Six decades after Nazi troops invaded Poland to start World War II, the presidents of Germany and Poland shook hands at their border Wednesday and jointly commemorated the conflict to promote reconciliation.

Johannes Rau of Germany and his Polish counterpart, Aleksander Kwasniewski, met on a flower-bedecked bridge over the Oder River separating their nations.

"The century that is ending now was a century of war," Rau said later at a ceremony in this Baltic port where the first shots of the war were fired. "Let us work together from this day forward so that at the end of the next century, Poles, Germans and all Europeans can say: The 21st century was a century of peace."

A few hundred war veterans took part in the ceremony beneath a towering concrete monument at Westerplatte, the site of a depot attacked by the German armored ship Schlezwig-Holstein before dawn on Sept. 1, 1939, to signal the start of the Nazi invasion.

Fighting eventually spread through 61 countries on four continents, killing 50 million people and forever changing the world order.

With flags fluttering under clear skies, Kwasniewski and Rau each pledged cooperation and friendship. Most of the veterans and several hundred other spectators supported the calls for reconciliation between neighbors still dealing with lingering problems and animosity from the war.

"I'm so happy to live to this moment that this terrible hatred between our nations is over," said Zofia Gawlicz, 84, who served as a nurse and messenger in the Polish underground.

But one man, a veteran of the Westerplatte battle wearing his Polish military uniform, opposed reconciliation with Germany.

"I will never shake hands with Germans," insisted Wiktor Bialous, 84.

Kwasniewski, a former communist, noted Gdansk was where the war began, but also where the Solidarity movement that toppled communism in Poland was founded. He added that Poland's defeat of communism helped spur the subsequent reunification of Germany, a point echoed by Rau.

"We meet in an entirely different country, a different world, and those who used to be our enemies we consider good neighbors and close partners," Kwasniewski said. "For the first time in our history we have been allies, and I'm proud that I can say more we are friends."

Poland was one of the war's biggest casualties, losing its independence, 6 million of its people and 40 percent of its national wealth. Decades of communist rule established by the Yalta agreement followed the fighting.

Now Poles have democracy 10 years after toppling communism. The reunified Germany has been Poland's strongest foreign investor and was a key supporter for its membership to NATO in March. It also has supported Poland's bid to join the European Union.

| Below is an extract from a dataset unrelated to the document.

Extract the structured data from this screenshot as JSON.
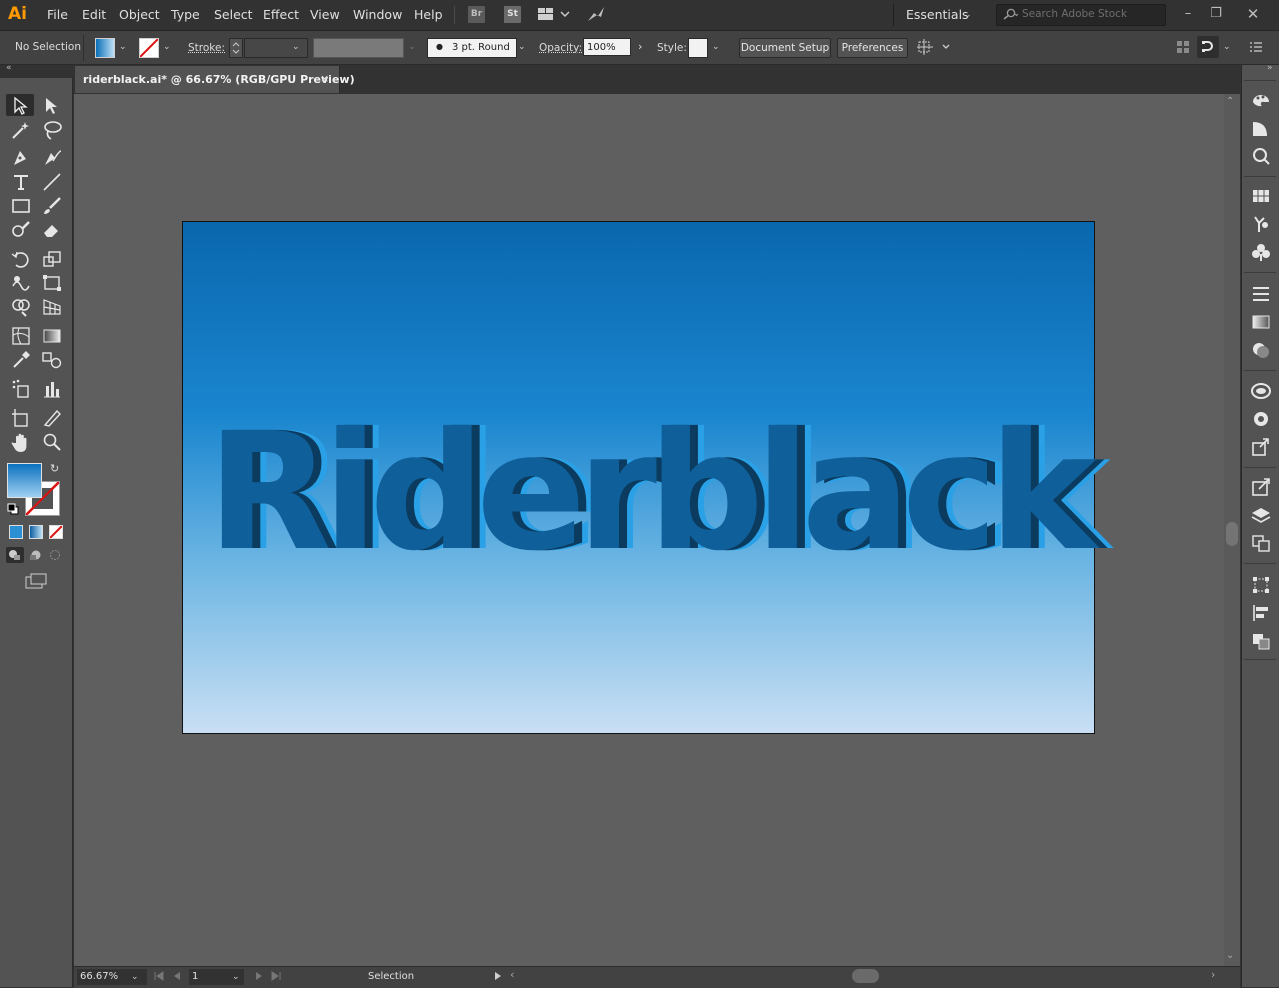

The reconciliation between the nations began with former West German Chancellor Willy Brandt, who knelt in penance at the memrial for victims of the Warsaw Ghetto uprising during a 1970 visit. Brandt also signed a treaty with Poland renouncing claims to 40,000 square miles of former German territory incorporated into Poland at the end of the war.

Still, some sticky issues from the war remain unresolved, such as compensation for Poles and other people forced into slave labor by the Nazis, recovering art work stolen from Poland, and property claims by Germans kicked out of territory given to Poland after the war.

"I hope that next year, the year 2000, will close all this stocktaking," Kwasniewski said. "[Reconciliation] takes place in the head, in the heart and in everyday activity. ... It will not be easy or fast."